September 10: A high-level delegation of the Millennium Challenge Corporation (MCC) led by its vice president Fatema Sumar has arrived in Nepal for a four-day visit to expedite the US funded project at a time when the grant agreement is yet to be endorsed by the parliament even after four years of signing the pact.
Sumar arrived in Kathmandu on Thursday (September 9) to specifically affirm that the MCC grant programme has no military component and that it will not jeopardize Nepal’s sovereignty.
The MCC delegation has intensified meetings with political party leaders, high-ranking officials and business community to push ahead with its agenda.
Sumar will discuss the required steps to implement the US$ 500 million MCC-Nepal infrastructure project during her meeting with various government officials, and business and community leaders.

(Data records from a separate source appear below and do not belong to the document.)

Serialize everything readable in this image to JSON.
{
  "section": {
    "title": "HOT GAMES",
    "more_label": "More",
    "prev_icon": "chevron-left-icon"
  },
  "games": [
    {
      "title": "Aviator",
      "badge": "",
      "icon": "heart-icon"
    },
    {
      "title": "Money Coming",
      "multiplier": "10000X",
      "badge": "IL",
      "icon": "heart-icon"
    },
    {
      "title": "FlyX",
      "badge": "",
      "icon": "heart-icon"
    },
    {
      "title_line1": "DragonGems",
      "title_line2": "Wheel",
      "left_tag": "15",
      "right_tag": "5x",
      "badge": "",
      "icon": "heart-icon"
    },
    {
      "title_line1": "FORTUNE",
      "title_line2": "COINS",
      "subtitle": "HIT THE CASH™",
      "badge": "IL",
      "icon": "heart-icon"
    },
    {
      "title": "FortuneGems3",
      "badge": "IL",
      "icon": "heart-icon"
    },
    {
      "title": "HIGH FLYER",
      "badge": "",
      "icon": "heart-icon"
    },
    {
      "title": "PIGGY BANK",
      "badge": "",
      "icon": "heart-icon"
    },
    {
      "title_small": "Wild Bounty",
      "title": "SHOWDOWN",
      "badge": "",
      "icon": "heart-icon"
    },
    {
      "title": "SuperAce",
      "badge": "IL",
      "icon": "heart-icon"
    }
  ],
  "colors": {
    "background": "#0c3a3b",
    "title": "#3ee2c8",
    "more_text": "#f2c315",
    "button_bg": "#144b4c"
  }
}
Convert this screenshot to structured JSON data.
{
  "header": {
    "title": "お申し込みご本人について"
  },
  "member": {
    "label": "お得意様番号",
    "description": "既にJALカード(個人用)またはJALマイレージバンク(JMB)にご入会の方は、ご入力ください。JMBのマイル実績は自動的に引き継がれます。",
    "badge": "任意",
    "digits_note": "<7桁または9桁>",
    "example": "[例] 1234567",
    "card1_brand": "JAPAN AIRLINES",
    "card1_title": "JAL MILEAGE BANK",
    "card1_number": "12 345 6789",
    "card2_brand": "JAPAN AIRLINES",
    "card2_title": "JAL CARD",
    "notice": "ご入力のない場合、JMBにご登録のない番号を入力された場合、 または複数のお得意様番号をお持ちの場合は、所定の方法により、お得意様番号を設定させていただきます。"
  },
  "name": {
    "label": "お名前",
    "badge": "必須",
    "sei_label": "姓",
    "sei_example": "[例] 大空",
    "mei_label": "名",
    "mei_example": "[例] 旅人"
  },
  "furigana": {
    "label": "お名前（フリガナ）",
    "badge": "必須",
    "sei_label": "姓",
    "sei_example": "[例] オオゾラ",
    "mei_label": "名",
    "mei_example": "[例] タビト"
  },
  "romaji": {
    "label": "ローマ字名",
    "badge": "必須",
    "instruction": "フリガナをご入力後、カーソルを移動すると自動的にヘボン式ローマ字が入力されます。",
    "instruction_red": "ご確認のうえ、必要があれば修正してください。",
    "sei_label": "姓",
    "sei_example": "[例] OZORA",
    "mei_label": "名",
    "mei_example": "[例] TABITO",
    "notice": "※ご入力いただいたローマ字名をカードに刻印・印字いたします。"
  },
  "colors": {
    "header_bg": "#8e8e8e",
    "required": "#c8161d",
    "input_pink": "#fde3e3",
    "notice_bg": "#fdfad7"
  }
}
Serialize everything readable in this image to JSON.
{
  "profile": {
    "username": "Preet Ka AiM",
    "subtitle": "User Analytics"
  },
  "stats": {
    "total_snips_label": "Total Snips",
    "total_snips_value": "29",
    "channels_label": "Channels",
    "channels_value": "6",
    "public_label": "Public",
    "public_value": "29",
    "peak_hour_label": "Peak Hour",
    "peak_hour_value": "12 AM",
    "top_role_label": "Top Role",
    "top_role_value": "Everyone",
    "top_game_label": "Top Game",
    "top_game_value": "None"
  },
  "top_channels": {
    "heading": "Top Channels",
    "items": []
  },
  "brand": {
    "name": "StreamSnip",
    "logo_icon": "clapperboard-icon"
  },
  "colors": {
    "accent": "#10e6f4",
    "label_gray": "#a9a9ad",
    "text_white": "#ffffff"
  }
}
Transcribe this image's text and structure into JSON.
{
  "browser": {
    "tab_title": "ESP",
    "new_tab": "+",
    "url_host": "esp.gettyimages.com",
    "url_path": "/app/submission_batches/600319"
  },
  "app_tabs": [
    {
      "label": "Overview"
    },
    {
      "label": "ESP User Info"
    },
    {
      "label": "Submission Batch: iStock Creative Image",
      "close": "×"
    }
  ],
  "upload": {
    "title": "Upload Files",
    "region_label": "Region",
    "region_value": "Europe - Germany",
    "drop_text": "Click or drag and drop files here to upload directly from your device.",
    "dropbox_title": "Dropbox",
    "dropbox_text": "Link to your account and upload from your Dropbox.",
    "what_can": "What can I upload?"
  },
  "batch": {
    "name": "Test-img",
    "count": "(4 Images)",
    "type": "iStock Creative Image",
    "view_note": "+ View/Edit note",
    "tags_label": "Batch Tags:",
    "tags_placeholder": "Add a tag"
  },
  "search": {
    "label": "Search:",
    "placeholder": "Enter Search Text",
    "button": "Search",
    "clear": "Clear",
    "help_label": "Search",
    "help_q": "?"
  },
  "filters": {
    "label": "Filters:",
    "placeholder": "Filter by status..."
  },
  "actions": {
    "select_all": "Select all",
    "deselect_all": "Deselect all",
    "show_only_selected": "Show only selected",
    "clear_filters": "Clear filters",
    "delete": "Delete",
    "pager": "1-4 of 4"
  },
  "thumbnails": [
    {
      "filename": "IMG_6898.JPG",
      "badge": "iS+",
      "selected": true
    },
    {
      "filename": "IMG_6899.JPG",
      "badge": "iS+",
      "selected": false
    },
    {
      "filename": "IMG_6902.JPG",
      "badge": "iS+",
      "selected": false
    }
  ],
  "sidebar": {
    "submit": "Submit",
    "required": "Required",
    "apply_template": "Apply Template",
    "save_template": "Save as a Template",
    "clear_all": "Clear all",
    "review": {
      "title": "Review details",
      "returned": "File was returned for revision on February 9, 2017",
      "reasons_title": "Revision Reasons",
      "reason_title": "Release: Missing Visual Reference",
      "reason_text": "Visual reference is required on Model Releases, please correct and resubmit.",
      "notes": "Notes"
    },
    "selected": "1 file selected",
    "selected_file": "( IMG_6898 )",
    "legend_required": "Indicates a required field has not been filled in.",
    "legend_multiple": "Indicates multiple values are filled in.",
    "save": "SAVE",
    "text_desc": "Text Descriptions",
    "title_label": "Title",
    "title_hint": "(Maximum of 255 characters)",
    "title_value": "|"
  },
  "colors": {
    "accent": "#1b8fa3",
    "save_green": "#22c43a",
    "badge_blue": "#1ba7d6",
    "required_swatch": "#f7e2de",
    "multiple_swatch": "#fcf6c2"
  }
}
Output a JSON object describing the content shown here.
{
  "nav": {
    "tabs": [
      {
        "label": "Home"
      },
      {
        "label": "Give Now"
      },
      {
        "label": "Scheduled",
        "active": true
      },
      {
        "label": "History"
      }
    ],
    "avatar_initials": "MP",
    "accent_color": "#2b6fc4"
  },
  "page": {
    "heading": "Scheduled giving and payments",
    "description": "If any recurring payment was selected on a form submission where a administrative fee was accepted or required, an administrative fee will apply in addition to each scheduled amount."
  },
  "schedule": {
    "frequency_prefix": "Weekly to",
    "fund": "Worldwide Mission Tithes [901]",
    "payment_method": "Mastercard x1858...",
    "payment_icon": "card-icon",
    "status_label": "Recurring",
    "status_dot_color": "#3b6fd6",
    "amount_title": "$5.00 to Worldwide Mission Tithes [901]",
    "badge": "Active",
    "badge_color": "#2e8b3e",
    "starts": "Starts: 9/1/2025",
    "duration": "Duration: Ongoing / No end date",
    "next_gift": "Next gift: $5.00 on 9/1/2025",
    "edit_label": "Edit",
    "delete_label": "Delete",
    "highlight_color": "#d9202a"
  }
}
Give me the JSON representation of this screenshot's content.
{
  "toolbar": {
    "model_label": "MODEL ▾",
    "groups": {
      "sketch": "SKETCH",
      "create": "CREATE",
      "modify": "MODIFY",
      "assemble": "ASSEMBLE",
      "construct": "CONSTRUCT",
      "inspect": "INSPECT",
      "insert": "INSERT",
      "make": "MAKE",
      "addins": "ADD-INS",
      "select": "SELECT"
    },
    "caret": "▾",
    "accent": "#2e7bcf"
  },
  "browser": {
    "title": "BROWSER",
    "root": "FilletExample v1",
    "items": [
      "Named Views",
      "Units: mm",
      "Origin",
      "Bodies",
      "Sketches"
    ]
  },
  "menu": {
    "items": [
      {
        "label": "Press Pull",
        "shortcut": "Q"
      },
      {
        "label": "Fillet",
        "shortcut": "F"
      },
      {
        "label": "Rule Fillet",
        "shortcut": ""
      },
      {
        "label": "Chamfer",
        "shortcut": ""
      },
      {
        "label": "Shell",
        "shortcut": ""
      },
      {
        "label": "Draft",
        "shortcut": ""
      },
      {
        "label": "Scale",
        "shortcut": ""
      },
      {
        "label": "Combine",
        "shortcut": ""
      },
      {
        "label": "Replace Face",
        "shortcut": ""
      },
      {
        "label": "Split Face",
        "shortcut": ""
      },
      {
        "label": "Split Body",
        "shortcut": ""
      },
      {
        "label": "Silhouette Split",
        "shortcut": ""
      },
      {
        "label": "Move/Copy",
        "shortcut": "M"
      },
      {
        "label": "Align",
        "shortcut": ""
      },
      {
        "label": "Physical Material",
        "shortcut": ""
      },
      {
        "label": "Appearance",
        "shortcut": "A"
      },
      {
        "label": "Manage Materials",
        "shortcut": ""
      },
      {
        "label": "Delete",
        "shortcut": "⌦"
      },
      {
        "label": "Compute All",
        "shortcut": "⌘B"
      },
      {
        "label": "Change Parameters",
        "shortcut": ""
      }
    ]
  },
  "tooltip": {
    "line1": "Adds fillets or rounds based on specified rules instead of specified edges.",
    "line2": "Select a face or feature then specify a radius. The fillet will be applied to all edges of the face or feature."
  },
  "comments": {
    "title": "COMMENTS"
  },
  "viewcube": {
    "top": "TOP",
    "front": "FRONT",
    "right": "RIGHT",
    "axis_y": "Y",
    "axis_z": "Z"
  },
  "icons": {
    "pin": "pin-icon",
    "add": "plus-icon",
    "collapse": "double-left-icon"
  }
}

She will also clarify the questions provided by the Ministry of Finance and also hear the views of the people in general regarding the much-hyped grant agreement.
During her meeting with the leader of the main opposition party CPN-UML KP Sharma Oli at his residence in Balkot on Thursday, Sumar urged him to support the MCC.
According to UML’s Foreign Department Chief Rajan Bhattarai, who attended the meeting, Oli told the MCC Vice President that the UML will not make its official stance on this issue until the government makes its viewpoint clear on the MCC. Oli reportedly argued that the UML was not in a position to take a stance since it is an opposition party.
According to Oli, the incumbent government should first be clear whether to approve the MCC. “The UML will then make its stance clear. Until now, the UML has not made any perception,” Bhattarai quoted Oli as saying.
Recalling that the MCC could not be approved in the past despite efforts of UML-led government, Oli reportedly said that the UML will not have any direct role now since the party is not leading the government but is the main opposition party.
Meanwhile, the US Embassy in Nepal issued a statement reminding that the Government of Nepal had designed a five-year grant programme to provide more reliable electricity as well as power and transportation at lower costs for all Nepalis prior to negotiating and signing the agreement in 2017.
The political parties are divided over whether to endorse the grant agreement or not.